== ASSIGNMENT ==
Please show every line in the entries below that includes the word "example".

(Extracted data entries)
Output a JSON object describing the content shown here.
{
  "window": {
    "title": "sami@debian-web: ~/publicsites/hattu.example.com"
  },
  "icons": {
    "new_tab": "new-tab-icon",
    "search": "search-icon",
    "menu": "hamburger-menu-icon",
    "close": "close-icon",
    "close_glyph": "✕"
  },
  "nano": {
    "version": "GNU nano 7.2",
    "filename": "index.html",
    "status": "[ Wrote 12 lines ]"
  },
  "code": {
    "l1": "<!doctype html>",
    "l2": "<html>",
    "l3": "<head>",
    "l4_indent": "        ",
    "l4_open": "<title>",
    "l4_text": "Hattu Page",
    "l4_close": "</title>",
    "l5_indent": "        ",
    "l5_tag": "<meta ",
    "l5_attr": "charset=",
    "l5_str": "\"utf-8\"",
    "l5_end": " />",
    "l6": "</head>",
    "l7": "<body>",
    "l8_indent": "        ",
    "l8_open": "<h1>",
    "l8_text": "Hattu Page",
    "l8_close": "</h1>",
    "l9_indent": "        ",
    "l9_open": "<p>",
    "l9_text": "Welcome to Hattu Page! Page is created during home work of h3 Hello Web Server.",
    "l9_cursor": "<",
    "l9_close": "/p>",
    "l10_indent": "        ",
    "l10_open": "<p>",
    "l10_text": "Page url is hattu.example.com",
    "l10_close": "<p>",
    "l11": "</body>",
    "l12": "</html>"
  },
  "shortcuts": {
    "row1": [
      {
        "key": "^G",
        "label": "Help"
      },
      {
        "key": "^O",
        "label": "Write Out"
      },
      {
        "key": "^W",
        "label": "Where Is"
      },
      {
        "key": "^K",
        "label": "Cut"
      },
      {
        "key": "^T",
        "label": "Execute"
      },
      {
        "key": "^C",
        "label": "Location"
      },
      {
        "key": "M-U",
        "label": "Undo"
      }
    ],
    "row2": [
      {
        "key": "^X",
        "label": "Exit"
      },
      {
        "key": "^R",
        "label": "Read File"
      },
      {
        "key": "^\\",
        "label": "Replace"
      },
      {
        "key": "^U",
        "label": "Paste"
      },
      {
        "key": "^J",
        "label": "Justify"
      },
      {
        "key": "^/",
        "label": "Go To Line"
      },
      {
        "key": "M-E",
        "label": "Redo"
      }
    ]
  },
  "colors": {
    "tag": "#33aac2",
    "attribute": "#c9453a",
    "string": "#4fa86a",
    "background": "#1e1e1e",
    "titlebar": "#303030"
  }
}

== SOLUTION ==
    "title": "sami@debian-web: ~/publicsites/hattu.example.com"
    "l10_text": "Page url is hattu.example.com",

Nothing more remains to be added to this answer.